Pull each line containing "yooo" out of the data and copy it.
START DATA
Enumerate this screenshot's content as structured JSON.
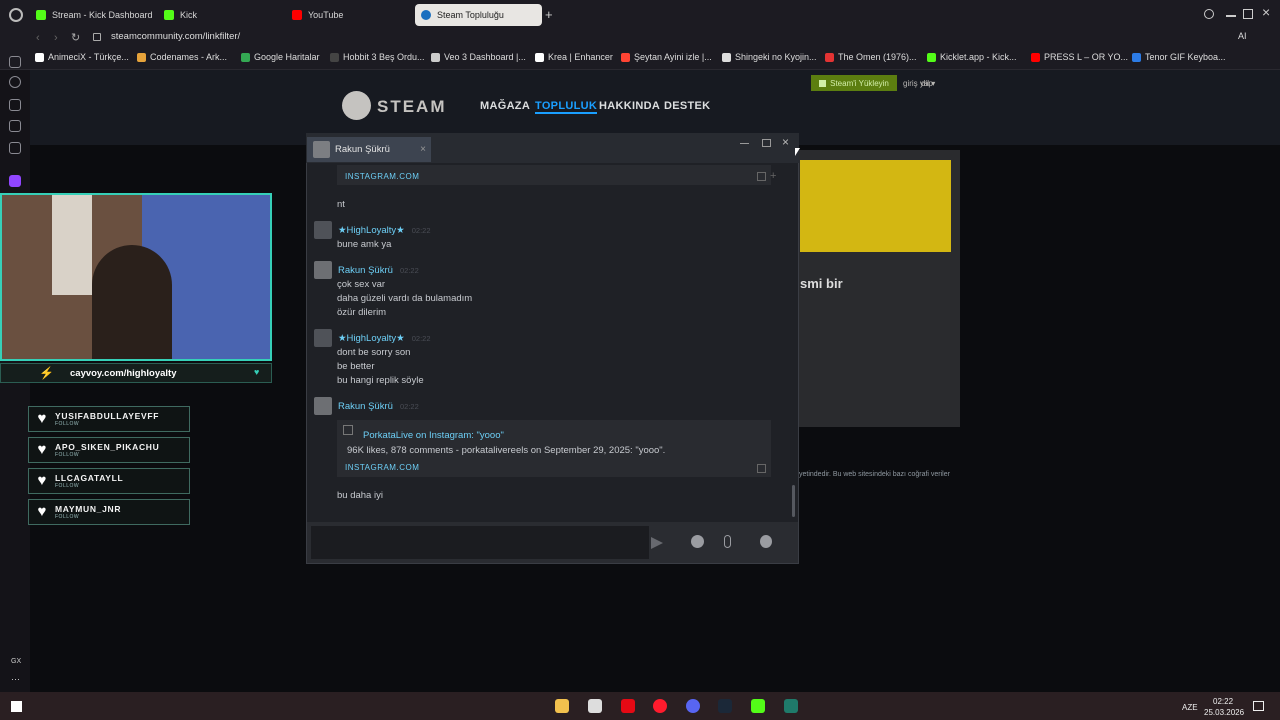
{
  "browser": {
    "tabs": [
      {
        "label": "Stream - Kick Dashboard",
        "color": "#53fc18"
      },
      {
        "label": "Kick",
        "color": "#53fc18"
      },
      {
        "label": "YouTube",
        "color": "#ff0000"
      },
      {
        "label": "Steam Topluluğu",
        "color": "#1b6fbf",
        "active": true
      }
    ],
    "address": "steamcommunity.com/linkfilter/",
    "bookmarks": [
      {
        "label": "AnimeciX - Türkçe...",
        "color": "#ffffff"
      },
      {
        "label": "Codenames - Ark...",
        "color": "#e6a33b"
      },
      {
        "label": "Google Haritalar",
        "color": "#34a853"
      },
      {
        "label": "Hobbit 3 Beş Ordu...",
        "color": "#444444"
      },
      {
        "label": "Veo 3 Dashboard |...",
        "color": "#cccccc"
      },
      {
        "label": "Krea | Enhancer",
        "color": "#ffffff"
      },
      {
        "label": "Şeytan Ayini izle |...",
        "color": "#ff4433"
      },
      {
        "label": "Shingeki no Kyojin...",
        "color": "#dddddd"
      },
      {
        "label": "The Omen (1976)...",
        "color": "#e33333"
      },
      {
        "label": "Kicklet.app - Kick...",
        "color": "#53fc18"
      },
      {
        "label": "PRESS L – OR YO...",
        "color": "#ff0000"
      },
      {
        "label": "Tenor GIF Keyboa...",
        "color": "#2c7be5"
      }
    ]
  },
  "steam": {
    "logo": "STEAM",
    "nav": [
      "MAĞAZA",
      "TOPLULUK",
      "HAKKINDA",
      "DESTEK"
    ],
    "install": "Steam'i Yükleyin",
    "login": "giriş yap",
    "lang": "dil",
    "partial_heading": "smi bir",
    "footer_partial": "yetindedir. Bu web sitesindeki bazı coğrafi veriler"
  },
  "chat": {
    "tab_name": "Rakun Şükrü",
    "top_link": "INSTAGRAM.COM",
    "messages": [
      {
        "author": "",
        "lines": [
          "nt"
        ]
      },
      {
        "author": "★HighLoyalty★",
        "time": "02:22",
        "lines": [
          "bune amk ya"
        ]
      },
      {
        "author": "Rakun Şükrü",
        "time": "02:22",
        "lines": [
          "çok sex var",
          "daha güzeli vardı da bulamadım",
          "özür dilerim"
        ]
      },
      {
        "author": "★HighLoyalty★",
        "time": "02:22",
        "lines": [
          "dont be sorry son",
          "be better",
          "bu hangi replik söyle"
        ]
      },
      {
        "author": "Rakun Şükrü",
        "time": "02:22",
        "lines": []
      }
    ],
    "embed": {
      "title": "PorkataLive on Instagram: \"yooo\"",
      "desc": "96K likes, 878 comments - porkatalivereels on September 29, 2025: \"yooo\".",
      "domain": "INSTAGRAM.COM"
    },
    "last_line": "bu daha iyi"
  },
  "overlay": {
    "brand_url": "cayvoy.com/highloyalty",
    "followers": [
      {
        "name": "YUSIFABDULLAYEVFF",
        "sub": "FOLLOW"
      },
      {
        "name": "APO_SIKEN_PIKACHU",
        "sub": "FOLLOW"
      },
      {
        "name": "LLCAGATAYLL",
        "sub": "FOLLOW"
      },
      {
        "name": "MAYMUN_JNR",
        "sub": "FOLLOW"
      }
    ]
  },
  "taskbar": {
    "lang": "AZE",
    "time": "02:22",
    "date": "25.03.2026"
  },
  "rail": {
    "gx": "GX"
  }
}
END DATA
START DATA
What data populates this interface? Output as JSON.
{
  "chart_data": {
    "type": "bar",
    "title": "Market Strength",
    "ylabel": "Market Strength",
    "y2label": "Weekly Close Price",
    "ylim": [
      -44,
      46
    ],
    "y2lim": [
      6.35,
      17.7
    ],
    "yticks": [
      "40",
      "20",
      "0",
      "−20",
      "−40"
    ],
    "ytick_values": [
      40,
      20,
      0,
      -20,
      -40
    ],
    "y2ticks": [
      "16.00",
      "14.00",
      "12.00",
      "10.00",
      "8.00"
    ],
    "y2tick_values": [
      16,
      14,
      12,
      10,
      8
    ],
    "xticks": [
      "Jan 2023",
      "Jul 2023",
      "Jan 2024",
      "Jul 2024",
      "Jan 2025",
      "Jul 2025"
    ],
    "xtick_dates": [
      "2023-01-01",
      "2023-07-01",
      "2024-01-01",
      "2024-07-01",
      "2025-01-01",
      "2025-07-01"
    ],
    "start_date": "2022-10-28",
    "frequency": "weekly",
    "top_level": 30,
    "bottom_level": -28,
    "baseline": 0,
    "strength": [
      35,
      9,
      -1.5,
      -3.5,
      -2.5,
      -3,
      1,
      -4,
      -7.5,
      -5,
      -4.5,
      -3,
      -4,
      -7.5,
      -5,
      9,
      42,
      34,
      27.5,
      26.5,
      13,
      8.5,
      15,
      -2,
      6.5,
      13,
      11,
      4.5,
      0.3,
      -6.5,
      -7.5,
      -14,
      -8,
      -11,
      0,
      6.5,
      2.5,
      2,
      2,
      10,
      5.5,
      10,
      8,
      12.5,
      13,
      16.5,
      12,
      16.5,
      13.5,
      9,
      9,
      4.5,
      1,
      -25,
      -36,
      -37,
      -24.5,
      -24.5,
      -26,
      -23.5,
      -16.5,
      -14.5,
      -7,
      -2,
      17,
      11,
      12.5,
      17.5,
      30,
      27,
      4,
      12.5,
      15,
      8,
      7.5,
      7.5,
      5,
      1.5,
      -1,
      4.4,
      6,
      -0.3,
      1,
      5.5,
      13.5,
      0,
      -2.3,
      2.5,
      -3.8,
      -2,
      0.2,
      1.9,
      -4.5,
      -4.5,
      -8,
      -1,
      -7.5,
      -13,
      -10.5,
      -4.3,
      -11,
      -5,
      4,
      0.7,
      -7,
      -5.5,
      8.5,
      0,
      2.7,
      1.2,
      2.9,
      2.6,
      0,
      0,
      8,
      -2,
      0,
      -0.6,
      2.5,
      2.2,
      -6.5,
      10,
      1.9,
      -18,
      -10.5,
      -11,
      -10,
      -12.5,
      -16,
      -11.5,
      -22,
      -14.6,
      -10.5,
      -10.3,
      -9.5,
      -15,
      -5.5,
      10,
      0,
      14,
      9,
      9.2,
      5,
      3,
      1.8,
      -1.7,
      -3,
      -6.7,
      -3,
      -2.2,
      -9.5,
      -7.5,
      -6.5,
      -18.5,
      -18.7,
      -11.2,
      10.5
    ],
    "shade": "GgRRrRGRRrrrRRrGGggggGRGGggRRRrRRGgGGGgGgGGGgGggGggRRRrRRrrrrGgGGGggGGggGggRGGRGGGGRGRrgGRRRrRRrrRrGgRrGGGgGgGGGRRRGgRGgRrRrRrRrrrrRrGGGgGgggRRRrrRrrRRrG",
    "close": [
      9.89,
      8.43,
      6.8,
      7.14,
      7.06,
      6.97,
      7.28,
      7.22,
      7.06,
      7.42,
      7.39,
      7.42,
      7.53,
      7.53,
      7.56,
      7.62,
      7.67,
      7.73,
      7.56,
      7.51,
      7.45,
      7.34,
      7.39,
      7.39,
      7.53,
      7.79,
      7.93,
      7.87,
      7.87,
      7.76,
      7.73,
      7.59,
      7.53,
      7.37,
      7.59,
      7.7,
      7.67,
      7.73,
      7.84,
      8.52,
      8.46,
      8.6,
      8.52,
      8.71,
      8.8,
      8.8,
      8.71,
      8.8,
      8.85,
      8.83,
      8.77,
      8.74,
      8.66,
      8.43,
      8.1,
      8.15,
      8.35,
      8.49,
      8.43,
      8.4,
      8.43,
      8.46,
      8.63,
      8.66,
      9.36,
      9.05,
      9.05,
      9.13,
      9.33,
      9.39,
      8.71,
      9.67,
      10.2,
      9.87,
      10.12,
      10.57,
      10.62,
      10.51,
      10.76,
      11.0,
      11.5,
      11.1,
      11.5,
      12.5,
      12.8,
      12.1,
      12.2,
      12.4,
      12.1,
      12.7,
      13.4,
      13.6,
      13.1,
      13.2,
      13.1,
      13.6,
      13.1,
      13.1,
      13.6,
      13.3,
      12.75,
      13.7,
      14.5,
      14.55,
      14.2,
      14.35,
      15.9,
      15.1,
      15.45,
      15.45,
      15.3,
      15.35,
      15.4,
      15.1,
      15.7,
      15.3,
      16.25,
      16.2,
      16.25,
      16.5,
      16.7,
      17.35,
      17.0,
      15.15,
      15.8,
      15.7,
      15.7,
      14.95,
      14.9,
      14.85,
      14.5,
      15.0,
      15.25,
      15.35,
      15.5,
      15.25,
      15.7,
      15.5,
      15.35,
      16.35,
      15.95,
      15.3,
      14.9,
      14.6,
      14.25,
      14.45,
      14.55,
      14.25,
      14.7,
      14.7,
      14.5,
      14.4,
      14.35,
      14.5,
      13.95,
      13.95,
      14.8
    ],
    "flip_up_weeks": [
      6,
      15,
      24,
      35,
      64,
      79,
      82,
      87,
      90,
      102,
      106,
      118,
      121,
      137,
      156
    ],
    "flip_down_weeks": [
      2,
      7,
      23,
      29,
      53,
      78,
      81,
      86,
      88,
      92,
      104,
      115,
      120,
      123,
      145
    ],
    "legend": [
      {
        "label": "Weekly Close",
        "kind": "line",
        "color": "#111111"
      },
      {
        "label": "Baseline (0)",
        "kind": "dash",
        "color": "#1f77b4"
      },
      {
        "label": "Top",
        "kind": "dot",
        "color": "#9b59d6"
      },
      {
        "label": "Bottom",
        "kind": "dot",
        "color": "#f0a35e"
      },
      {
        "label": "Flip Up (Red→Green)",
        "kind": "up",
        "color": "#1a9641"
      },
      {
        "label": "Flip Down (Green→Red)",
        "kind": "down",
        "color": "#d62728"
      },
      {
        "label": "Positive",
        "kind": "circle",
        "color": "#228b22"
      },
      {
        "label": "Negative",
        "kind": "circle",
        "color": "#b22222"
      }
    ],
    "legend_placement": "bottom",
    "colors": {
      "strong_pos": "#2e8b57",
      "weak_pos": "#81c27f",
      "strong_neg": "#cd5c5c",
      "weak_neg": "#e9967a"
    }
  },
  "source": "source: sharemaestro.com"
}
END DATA
ANSWER AREA
      "title": "PorkataLive on Instagram: \"yooo\"",
      "desc": "96K likes, 878 comments - porkatalivereels on September 29, 2025: \"yooo\".",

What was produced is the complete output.